    We’re seeing that again. “Deregulation” only “worked” for a very short time frame, before the market once again left us with virtual monopolies and worse service.

  2. This is excellent historical and political analyis, Milt. Thank you. The Founding Fathers came out of a colonial economy that was based in the towns and cities rather than a central administration. The colonial legislature did very little, and what they regulated – e.g., the protection of white pines for the Crown’s naval fleet masts – was pretty minimal. But the towns regulated everything – who would get access to the market, what quality of goods was demanded for sale, what PRICE could be asked, weights and measures required for honorable and legal purveying. Millers and other producers had ‘privileges’ – they were pre-approved by the Town Meeting to do this work at the standards and annual prices the town required. Failure to comply could cost them access to that production and right to sell. All of which was for one thing: to protect one another from predators and create a ‘moral economy’.

    This is the context into which the new nation and the Constitution was set so that the first steps of deregulation were cautious and careful – even those embracing individualism and personal accumulation still wished to avoid the exploitations of so-called free markets that they could observe were happening in Europe.
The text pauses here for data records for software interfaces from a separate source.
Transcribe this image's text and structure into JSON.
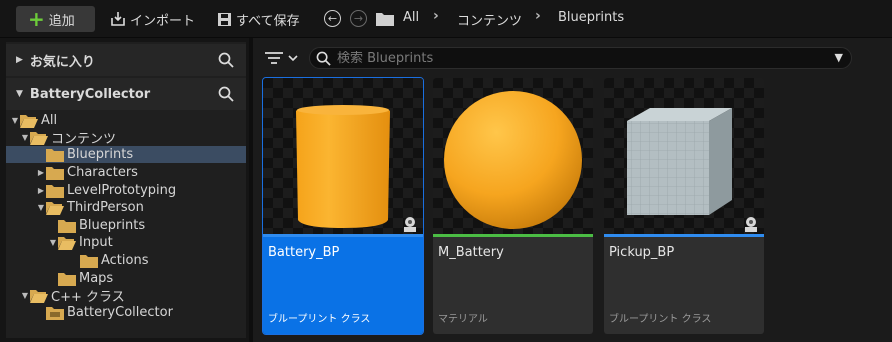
{
  "toolbar": {
    "add_label": "追加",
    "import_label": "インポート",
    "save_all_label": "すべて保存",
    "breadcrumb": [
      "All",
      "コンテンツ",
      "Blueprints"
    ]
  },
  "left_panel": {
    "favorites_title": "お気に入り",
    "project_title": "BatteryCollector",
    "tree": [
      {
        "label": "All",
        "depth": 0,
        "expanded": true,
        "selected": false
      },
      {
        "label": "コンテンツ",
        "depth": 1,
        "expanded": true,
        "selected": false
      },
      {
        "label": "Blueprints",
        "depth": 2,
        "expanded": false,
        "selected": true
      },
      {
        "label": "Characters",
        "depth": 2,
        "expanded": false,
        "selected": false
      },
      {
        "label": "LevelPrototyping",
        "depth": 2,
        "expanded": false,
        "selected": false
      },
      {
        "label": "ThirdPerson",
        "depth": 2,
        "expanded": true,
        "selected": false
      },
      {
        "label": "Blueprints",
        "depth": 3,
        "expanded": false,
        "selected": false
      },
      {
        "label": "Input",
        "depth": 3,
        "expanded": true,
        "selected": false
      },
      {
        "label": "Actions",
        "depth": 4,
        "expanded": false,
        "selected": false
      },
      {
        "label": "Maps",
        "depth": 3,
        "expanded": false,
        "selected": false
      },
      {
        "label": "C++ クラス",
        "depth": 1,
        "expanded": true,
        "selected": false
      },
      {
        "label": "BatteryCollector",
        "depth": 2,
        "expanded": false,
        "selected": false
      }
    ]
  },
  "content": {
    "search_placeholder": "検索 Blueprints",
    "assets": [
      {
        "name": "Battery_BP",
        "type": "ブループリント クラス",
        "selected": true,
        "bar_color": "#2f8cf0"
      },
      {
        "name": "M_Battery",
        "type": "マテリアル",
        "selected": false,
        "bar_color": "#4bbd44"
      },
      {
        "name": "Pickup_BP",
        "type": "ブループリント クラス",
        "selected": false,
        "bar_color": "#2f8cf0"
      }
    ]
  },
  "colors": {
    "accent": "#0a72e6",
    "folder": "#d7a950",
    "asset_orange": "#f2a51e"
  }
}
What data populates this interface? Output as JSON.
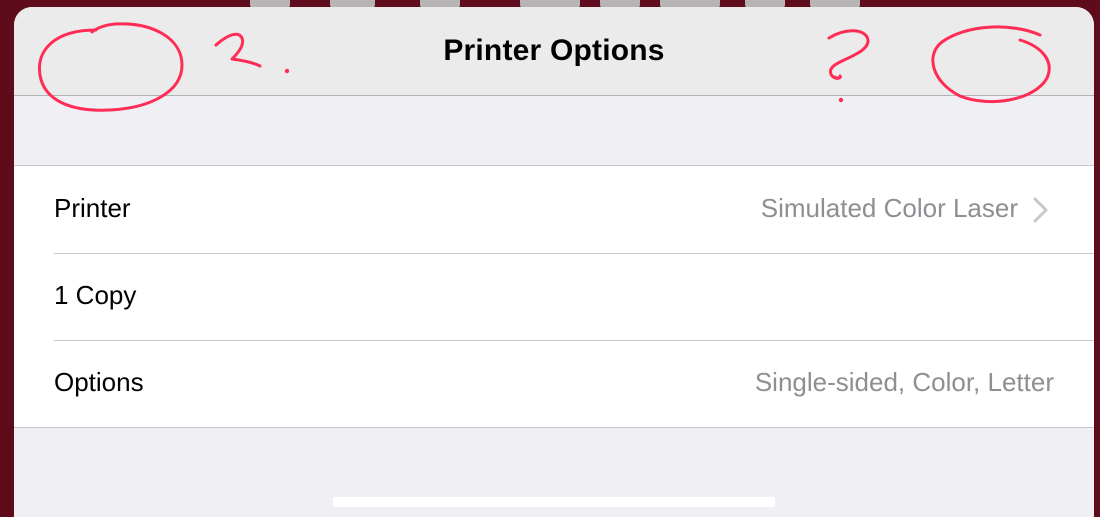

    It was not until much later as you note – post Civil War – that general whoopee occurred, the unleashing of unfettered accumulation by the crass and powerful, and it was the darkest part of our history outside of slavery. Massive exploitation, danger, and death visited working people who had become mere commodities, and yes, Depressions were a fact of life every 3-8 years. Not recessions – depressions. When the current GOP under Bush talked about returning to the days ‘before Roosevelt’ – they were talking about TEDDY, not Franklin. The rush to the Gilded Age benefits only the super rich not the rest of us, and the idea of national stability through shared economic benefits has been abandoned by too many in favor of quick returns for the honored few. That is the stuff of European absolute monarchs from a time of massive instability, and embracing it as a good thing is jaw-droppingly ignorant and dangerous. A little more embrace of the ‘moral economy’ would make us far stronger as a nation, as a people, as an economy.